Legendary for their strength and abilities to operate at high altitudes, climbing sherpas are elite mountaineers who have become ubiquitous on high-altitude expeditions. When climbers succumb to the mountain, it is often the sherpas who mount and execute a rescue.
They are the subjects of the newest documentary set on Everest, called Sherpa, premiering on the Discovery Channel on April 23 at 9 ET/8 Central.
The term sherpa is derived from the name of an ethnic group of Himalayan locals. Sherpas are an ethnic minority in Nepal and it is believed that they migrated from the high grasslands of Kham in Tibet to the high Himalayan Mountains between the 1400s to 1700s. While the terms are often used interchangeably, climbing sherpas are not necessarily a member of the Sherpa ethnic group.
Nearly everyone who spends extended periods at high altitude becomes acclimated to it. Low-altitude dwellers' bodies respond to being in high-altitude environments by making more red blood cells, which contain hemoglobins, the proteins that carry oxygen.
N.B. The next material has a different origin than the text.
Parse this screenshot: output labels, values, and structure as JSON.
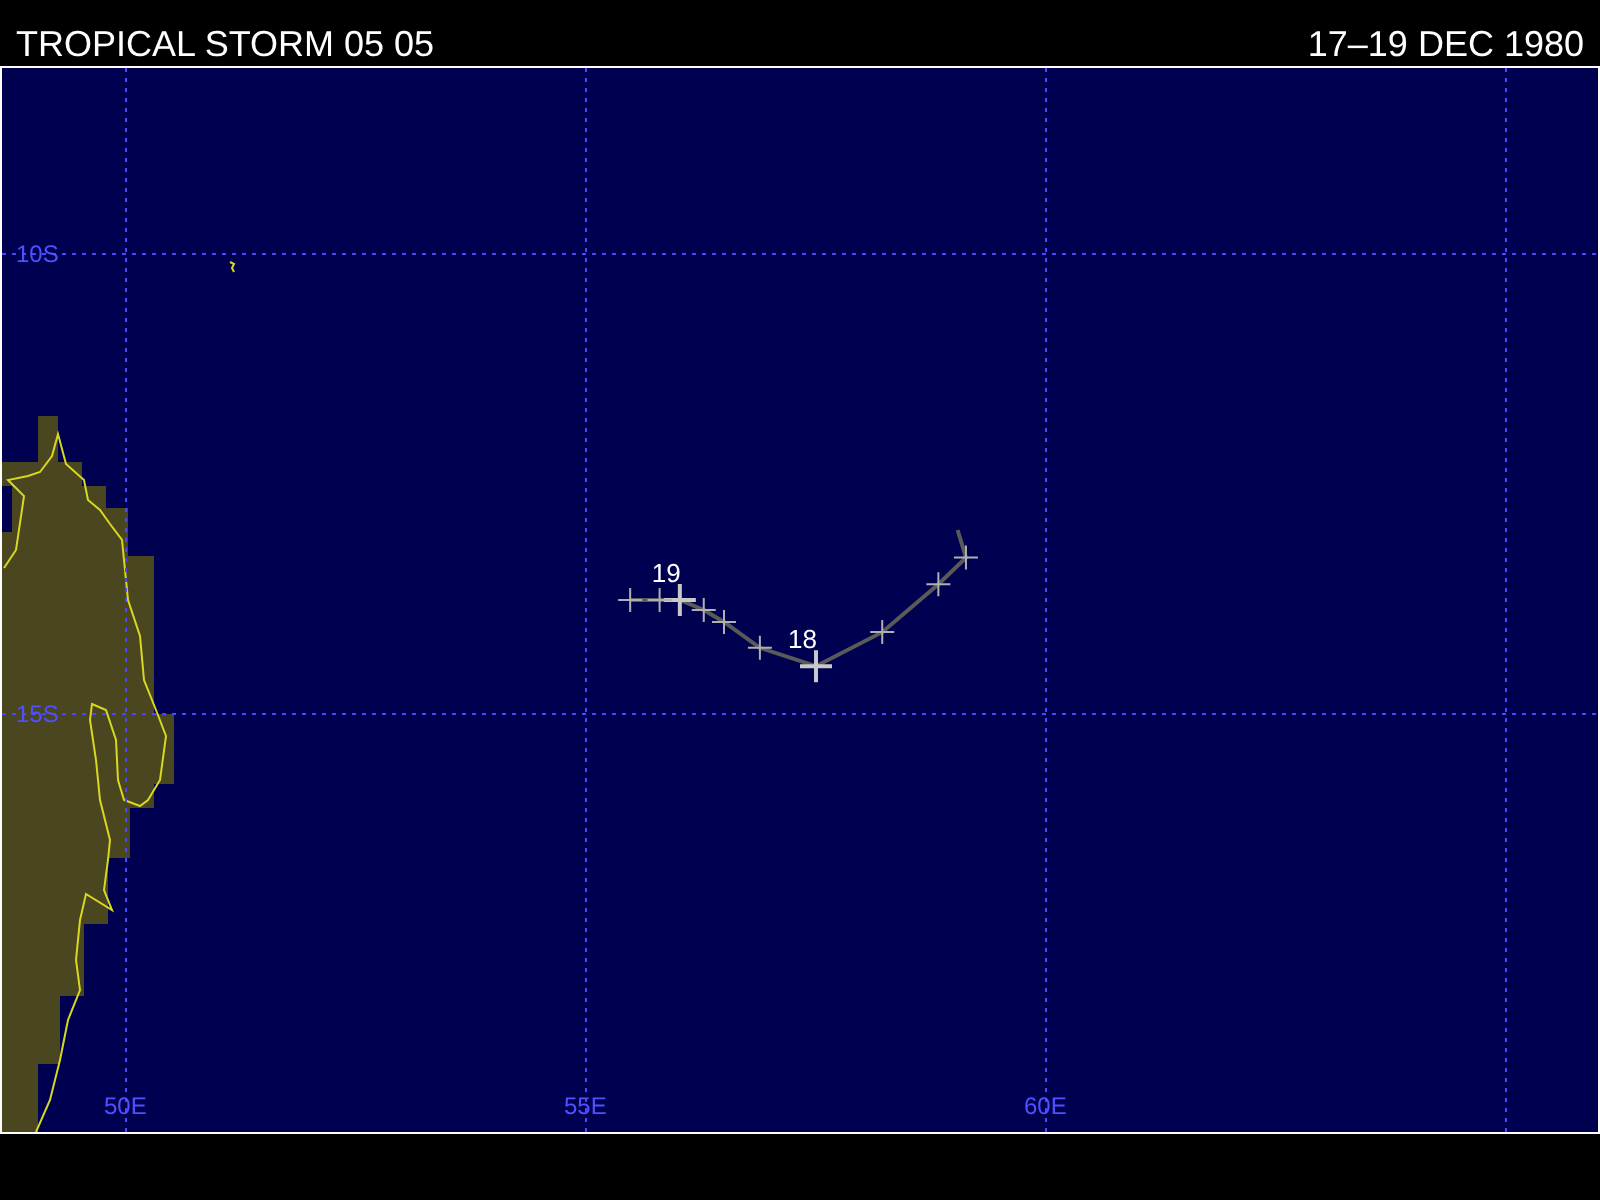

In the sherpa population, scientists have found the presence of higher hemoglobin levels without over-production of red blood cells. On average, sherpas have hemoglobin levels that are 20 percent higher than those of sea level-dwelling humans; this is just the beginning of what makes sherpas better suited to life and work in the Himalayas.
A recent survey of the results from hundreds of scientific papers on sherpas found physiological and genetic adaptations across all major systems in the body. To name a few, sherpas tend to be less sensitive to low-oxygen environments and have higher musculoskeletal strength at altitude. Their hearts have greater capacity; they have larger and more efficient lungs, better blood circulation, more well-regulated metabolisms, higher oxygenation at the cellular level, and protective features for brain function not found in lowlanders.
It's no wonder sherpas are considered super humans.
Within the scientific community, the high-altitude adaptations in sherpas are collectively considered one of the clearest examples of human evolution at work. Scientists often attribute their adaptations to natural selection in response to the stressors they've faced over the 500 generations they've lived in a high-altitude environment.
Those who are better able to handle the stress of high-altitude environments thrive over their less-adapted neighbors, and pass on their genes to more offspring.
To learn more about the various physiological adaptations found in sherpas, see the American Physiological Society Journal article titled: King of the Mountains: Tibetan and Sherpa Physiological Adaptations for Life at High Altitude.To learn more about the genetic variations, see University of Chicago's post on the Genetic Origins of High Altitude Adapations in Tibetans.